2. Applications which do not meet the criteria above are considered late applications and will be returned to the applicant.



To receive a complete program description, information on application procedures, and application forms, call (404) 332-4561. You will be asked your name, address, and telephone number and will need to refer to Announcement 740. In addition, this announcement is also available through the CDC Home Page on the Internet. The address for the CDC Home Page is https://www.cdc.gov. If you have questions after reviewing the contents of all the documents, business management information may be obtained from Joanne Wojcik, Grants Management Specialist, Grants Management Branch, Procurement and Grants Office, Centers for Disease Control and Prevention (CDC), 255 East Paces Ferry Road, NE., MS-E13, Atlanta, GA 30305, telephone (404) 842-6535, fax: (404) 842-6513; internet: jcw6@cdc.gov. Programmatic technical assistance may be obtained from Roy M. Fleming, Sc.D., Associate Director for Grants, National Institute for Occupational Safety and Health, Centers for Disease Control and Prevention (CDC), 1600 Clifton Road, NE., Building 1, Room 3053, MS-D30, Atlanta, GA 30333, telephone (404) 639-3343, fax: (404) 639-4616; internet: rmf2@cdc.gov.


Potential applicants may obtain a copy of “Healthy People 2000” (Full Report, Stock No. 017-001-00474-0) or “Healthy People 2000” (Summary Report, Stock No. 017-001-00473-1) through the Superintendent of Documents, Government Printing Office, Washington, DC 20402-9325, telephone (202) 512-1800.

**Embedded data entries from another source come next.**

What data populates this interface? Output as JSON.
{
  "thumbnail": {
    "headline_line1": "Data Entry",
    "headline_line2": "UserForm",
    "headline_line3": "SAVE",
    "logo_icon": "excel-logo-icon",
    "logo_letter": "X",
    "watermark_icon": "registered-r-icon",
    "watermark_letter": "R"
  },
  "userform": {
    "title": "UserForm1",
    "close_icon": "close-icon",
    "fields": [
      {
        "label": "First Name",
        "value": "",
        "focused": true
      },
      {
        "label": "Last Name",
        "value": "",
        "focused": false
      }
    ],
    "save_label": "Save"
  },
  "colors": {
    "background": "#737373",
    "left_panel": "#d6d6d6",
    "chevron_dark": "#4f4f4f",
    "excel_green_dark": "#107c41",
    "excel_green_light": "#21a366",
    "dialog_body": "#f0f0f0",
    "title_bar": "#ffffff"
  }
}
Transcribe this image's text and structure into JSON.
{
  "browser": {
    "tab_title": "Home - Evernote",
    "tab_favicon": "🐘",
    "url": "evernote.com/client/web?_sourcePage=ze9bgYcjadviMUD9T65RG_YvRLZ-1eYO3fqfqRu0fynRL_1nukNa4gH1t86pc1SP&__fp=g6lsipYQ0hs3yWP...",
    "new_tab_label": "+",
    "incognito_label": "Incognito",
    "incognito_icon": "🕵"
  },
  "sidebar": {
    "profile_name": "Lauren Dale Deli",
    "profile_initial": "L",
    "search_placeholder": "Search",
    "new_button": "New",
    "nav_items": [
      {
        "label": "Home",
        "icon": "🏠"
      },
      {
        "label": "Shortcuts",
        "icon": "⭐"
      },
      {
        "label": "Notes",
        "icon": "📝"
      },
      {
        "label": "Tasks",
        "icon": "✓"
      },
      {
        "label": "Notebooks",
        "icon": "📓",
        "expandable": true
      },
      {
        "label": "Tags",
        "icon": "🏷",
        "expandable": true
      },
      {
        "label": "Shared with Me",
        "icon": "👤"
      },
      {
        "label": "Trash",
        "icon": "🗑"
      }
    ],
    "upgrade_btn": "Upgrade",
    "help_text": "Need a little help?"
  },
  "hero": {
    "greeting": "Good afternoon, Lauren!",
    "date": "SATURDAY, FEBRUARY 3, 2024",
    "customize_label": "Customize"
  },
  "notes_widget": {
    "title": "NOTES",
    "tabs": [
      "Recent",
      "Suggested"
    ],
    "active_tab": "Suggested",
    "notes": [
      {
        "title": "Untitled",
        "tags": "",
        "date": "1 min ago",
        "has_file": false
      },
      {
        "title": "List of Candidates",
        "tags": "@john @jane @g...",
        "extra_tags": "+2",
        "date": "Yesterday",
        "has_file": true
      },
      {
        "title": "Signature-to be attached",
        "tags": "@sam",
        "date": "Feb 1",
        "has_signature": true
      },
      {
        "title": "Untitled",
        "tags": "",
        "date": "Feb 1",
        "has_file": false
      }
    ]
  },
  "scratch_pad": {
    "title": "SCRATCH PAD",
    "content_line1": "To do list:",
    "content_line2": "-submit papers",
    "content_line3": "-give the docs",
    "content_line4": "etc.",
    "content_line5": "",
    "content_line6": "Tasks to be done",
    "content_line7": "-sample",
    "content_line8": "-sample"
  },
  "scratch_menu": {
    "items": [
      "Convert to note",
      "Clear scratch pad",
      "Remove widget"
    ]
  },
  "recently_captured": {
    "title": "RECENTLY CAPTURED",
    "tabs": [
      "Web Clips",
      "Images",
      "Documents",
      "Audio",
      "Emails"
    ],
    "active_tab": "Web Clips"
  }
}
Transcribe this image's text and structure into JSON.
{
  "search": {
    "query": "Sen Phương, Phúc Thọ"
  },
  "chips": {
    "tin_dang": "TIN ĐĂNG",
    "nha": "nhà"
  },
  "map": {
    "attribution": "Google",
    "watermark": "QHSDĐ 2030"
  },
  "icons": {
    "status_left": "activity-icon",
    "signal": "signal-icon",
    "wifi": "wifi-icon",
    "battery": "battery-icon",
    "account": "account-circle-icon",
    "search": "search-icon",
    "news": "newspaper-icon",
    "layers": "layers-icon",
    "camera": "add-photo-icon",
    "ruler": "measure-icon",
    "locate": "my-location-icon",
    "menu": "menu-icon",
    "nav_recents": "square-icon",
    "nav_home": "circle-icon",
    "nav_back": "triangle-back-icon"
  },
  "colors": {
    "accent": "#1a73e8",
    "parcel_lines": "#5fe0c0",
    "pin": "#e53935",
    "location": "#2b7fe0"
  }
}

Diane D. Porter
Acting Director, National Institute for
Occupational Safety and Health
Centers for Disease Control and Prevention (CDC)
Certifying Officer Date
Page last reviewed: May 23, 2011